There are numerous federal and provincial tax credits that can be used to reduce your taxable income or, in the case of refundable tax credits, generate a refund if your eligible tax credits total more than your taxes owing. These are a few examples of the types of credits available to businesses:
- Input Tax Credits. If your business is required to register for, charge, and remit GST/HST, then you can begin claiming the GST/HST you pay on eligible business expenses.
- Investment Tax Credits (ITCs). To promote growth in targeted regions and industries in Canada, federal, provincial and territorial governments provide tax credits for identified purchases, investments, and expenses based on industry and/or location. *Pro tip for entrepreneurs: Use your knowledge of ITCs applicable to your business to entice potential investors if you need investment.
- Scientific Research & Experimental Development (SR&ED). The Canadian government encourages scientific and technical innovation by allowing businesses engaged in eligible R&D to both claim a deduction against their income, and earn an investment tax credit.
- Apprenticeship Job Creation Tax Credit. If you hire an eligible apprentice, this non-refundable ITC can cover a percentage of their salary.
Stay up-to-date on tax credits and incentives related to your business as new ones are introduced, and old ones change regularly.
Set Money Aside for Tax Season
One of the primary ways taxes affect entrepreneurs is the potential financial strain during tax season. Unlike salaried employees, entrepreneurs don’t have taxes automatically deducted from their pay. This makes it crucial to set money aside throughout the year to avoid a last-minute fiscal crunch. Keep a separate business account for this purpose, make it almost inaccessible, and forget it exists.
Be Mindful of Deadlines
Missing tax deadlines can lead to unnecessary penalties. It’s essential to mark these dates on your calendar:
- April 30: Personal tax returns are due.
- June 15: If you have self-employed income, this is your deadline. But remember, any tax owed is still due by April 30.

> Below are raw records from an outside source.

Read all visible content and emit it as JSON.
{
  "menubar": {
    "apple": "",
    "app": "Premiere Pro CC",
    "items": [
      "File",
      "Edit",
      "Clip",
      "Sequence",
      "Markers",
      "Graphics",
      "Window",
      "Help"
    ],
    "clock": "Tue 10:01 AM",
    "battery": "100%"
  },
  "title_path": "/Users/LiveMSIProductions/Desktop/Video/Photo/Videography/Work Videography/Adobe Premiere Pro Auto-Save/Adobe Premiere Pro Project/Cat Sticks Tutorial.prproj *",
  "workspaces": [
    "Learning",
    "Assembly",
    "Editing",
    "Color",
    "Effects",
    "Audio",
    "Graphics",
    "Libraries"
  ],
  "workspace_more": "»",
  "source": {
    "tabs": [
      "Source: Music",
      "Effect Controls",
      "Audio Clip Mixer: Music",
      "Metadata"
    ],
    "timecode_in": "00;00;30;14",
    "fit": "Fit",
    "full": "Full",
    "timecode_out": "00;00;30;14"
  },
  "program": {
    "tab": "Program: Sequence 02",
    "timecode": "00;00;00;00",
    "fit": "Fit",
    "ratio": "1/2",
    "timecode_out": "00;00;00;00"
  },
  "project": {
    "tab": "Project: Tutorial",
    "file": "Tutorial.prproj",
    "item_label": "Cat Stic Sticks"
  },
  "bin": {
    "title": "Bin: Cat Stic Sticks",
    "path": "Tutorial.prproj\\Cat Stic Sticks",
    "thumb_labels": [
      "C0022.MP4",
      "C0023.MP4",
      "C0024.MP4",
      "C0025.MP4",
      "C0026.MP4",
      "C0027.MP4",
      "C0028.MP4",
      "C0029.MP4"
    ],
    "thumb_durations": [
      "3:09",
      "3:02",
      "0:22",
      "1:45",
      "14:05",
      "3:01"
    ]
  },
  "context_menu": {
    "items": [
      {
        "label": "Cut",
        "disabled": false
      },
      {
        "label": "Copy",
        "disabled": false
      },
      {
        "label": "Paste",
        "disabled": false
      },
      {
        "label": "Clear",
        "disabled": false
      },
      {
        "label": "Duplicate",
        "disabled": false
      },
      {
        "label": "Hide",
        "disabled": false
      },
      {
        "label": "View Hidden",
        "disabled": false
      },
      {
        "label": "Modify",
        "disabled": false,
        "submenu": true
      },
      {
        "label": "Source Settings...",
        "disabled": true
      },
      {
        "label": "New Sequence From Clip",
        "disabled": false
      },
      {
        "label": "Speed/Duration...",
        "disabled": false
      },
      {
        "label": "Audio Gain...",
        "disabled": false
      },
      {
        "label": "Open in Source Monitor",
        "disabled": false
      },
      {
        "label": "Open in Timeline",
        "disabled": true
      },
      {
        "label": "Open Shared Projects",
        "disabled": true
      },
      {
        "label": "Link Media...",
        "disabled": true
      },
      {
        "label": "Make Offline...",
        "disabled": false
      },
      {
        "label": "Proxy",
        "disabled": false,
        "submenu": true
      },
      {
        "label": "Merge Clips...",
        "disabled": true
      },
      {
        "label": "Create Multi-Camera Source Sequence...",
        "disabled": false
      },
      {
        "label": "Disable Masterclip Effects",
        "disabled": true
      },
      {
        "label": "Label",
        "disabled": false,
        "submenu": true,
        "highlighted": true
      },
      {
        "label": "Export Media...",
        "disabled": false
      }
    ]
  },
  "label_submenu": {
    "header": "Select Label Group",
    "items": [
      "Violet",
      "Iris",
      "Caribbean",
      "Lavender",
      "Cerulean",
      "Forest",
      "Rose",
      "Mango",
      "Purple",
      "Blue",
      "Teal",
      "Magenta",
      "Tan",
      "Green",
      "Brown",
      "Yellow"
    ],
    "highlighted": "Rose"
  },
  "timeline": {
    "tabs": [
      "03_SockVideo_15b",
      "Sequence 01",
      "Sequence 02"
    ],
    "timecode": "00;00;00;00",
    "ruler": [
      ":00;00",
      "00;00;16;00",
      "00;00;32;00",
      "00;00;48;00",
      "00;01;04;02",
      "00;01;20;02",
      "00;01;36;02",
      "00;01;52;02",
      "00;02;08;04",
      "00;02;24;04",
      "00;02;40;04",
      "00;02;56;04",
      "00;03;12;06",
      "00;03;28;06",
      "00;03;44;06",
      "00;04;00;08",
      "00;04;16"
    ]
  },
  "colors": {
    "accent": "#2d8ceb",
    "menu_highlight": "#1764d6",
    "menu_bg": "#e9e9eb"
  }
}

- Varies for Corporations: Corporations have six months from the end of their fiscal year to file taxes.
Consult a Tax Professional
While it’s tempting to navigate Canadian business taxation on your own, especially for entrepreneurs who wear many hats, consulting a tax professional is an investment that pays for itself with professional tax planning that saves you money. Also, they know precisely how much an entrepreneur must pay in taxes and how to file them properly, which keeps you out of hot water with the CRA.
A qualified CPA can also save you money on penalties and interest in the unfortunate scenario that you need tax audit representation. As importantly, a CPA can keep you from getting into further trouble with the CRA during the audit by speaking on your behalf.
Tax rules and regulations evolve. Staying updated ensures compliance and can unveil new opportunities for savings. Make it a habit to review any changes to the taxation landscape annually. Not being current on CRA tax rules is one of the most common tax mistakes entrepreneurs must avoid.
The Bottom Line on Tax Tips for Entrepreneurs in Canada
Understanding taxes is a cornerstone for entrepreneurial success in Canada. By proactively managing and planning, you can mitigate financial challenges and focus on growing your venture. Remember, when in doubt, seek expert advice.